[DATA FOR REVIEW — start]

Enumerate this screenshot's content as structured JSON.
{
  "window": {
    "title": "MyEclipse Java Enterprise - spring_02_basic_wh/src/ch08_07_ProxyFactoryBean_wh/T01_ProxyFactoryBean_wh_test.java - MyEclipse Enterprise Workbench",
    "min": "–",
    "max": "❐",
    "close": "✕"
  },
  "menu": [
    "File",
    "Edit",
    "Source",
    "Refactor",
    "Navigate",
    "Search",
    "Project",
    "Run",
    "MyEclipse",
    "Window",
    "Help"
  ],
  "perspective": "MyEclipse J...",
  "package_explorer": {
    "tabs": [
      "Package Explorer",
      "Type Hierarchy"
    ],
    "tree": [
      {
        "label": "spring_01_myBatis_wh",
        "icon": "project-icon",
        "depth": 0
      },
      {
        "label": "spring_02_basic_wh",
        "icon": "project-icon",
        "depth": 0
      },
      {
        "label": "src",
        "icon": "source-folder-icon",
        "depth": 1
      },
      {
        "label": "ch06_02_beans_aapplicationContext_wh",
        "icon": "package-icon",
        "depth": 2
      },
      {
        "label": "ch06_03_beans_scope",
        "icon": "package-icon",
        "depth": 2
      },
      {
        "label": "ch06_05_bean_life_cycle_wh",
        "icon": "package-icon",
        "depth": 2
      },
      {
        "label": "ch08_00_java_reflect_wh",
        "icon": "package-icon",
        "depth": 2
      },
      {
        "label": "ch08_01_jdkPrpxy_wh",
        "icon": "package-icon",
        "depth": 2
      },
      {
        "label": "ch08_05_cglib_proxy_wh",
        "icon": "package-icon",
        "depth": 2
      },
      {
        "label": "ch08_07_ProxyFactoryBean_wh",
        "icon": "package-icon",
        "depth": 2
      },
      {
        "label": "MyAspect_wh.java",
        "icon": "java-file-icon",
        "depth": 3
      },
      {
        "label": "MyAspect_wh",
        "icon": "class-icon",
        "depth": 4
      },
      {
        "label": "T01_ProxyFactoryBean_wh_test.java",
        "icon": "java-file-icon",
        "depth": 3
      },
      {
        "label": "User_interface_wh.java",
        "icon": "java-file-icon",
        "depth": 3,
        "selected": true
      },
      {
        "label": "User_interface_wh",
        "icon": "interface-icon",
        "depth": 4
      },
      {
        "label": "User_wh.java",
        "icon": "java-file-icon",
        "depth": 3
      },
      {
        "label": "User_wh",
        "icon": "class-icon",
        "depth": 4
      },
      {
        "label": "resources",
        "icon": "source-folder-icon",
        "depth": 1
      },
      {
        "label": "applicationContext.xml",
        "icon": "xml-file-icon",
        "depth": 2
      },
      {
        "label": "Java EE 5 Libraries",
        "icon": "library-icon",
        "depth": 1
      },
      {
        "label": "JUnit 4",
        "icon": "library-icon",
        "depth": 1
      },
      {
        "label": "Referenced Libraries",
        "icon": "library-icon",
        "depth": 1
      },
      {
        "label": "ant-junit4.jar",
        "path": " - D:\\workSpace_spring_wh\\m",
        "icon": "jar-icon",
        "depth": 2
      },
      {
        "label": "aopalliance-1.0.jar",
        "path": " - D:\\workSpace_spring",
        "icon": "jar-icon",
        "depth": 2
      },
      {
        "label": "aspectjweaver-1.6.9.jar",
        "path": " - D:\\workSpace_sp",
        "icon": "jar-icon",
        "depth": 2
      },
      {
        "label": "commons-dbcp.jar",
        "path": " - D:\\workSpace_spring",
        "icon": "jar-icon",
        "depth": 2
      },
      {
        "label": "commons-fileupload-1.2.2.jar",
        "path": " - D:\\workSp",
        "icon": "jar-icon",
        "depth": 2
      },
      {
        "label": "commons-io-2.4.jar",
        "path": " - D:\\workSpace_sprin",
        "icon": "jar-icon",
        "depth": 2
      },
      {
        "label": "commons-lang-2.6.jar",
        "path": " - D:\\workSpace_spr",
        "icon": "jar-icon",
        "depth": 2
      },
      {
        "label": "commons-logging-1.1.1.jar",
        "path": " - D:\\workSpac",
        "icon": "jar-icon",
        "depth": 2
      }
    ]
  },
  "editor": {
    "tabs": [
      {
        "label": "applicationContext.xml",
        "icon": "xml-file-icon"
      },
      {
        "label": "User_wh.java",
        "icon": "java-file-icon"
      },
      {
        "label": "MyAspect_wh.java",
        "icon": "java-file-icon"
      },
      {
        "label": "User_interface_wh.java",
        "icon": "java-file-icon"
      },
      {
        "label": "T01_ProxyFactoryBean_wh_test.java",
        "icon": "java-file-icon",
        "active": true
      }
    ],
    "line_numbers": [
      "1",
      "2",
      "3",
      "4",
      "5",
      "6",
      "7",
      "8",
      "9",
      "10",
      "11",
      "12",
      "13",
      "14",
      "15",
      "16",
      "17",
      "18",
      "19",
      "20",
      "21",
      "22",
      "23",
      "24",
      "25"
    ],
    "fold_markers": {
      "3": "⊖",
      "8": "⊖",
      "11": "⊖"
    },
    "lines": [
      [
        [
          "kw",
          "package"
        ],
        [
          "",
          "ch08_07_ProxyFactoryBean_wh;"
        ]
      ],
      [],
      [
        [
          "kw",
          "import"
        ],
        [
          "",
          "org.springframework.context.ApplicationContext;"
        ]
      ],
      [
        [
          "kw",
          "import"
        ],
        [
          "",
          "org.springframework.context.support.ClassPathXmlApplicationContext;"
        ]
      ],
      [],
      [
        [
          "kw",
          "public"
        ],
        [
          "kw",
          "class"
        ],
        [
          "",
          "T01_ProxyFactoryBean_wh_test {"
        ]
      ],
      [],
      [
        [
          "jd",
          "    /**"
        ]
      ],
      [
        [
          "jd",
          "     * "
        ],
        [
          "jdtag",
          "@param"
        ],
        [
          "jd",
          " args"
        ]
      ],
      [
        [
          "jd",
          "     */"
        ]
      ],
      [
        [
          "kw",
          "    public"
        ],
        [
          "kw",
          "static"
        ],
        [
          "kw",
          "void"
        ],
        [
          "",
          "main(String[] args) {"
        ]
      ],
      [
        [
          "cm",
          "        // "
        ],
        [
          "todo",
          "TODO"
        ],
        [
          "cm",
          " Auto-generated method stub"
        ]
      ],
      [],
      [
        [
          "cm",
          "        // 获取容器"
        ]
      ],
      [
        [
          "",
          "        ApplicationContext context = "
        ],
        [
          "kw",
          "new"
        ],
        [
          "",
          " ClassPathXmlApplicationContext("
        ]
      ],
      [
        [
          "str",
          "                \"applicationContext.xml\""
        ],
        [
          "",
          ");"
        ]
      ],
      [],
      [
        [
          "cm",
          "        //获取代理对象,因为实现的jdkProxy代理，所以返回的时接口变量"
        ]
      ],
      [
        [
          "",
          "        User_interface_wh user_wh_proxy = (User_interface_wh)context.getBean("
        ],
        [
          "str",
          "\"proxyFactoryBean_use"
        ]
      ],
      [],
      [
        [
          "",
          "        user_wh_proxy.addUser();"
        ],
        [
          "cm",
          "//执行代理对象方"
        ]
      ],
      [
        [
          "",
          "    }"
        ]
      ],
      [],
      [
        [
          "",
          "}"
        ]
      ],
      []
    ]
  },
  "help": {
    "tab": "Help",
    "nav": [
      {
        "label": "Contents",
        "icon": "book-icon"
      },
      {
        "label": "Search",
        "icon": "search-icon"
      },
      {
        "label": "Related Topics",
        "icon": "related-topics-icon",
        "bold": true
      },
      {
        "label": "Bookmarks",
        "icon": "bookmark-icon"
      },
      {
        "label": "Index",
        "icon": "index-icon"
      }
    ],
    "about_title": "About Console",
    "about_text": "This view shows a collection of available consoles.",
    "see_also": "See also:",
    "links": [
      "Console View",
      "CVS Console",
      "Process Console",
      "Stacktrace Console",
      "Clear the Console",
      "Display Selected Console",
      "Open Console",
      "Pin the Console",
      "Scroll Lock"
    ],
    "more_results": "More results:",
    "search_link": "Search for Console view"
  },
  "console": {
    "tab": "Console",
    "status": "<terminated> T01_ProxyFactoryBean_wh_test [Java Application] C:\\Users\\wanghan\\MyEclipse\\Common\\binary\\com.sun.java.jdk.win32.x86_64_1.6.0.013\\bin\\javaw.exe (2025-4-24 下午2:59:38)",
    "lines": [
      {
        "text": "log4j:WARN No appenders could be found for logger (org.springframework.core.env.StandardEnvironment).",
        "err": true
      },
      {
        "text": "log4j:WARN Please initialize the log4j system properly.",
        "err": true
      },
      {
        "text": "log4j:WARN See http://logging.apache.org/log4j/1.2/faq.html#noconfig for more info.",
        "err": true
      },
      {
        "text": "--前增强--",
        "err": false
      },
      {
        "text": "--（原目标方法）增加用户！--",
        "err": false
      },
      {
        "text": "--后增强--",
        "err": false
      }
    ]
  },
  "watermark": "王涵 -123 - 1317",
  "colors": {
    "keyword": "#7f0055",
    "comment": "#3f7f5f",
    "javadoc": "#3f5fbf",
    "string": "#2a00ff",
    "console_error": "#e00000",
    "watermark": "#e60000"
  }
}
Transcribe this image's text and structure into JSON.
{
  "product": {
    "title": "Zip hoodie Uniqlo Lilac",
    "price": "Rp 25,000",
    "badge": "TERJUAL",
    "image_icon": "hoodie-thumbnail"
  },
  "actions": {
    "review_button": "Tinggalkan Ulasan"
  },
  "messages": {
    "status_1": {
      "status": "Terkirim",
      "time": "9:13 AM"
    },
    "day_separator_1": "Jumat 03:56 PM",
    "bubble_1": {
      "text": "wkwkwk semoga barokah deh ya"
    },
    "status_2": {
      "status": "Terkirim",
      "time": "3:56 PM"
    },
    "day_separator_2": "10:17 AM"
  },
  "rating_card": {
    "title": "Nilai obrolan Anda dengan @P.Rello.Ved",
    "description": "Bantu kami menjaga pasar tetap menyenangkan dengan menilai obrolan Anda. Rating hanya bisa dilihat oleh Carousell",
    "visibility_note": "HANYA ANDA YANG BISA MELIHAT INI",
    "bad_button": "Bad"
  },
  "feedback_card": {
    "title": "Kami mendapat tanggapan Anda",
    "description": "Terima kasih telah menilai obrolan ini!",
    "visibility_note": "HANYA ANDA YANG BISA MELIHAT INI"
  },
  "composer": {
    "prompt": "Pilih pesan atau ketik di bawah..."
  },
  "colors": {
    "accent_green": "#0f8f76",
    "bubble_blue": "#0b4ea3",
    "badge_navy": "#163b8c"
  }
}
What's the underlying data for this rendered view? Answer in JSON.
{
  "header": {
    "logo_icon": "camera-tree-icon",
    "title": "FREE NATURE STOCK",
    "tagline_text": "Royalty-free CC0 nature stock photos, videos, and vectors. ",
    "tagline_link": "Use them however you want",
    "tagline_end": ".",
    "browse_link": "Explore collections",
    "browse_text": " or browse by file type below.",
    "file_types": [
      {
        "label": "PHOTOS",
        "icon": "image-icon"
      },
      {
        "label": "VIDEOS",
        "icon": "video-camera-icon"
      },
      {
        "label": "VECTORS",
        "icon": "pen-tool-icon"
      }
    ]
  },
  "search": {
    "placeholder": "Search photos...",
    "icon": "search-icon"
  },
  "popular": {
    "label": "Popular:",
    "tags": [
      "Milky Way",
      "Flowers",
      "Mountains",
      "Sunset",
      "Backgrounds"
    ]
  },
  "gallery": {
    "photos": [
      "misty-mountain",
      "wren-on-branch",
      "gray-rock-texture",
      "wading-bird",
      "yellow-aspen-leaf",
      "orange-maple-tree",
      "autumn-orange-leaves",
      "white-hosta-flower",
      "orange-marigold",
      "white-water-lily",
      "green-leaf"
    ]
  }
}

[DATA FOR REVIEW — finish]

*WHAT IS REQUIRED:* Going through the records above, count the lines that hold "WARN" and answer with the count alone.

*ANSWER FOR THE TASK:* 3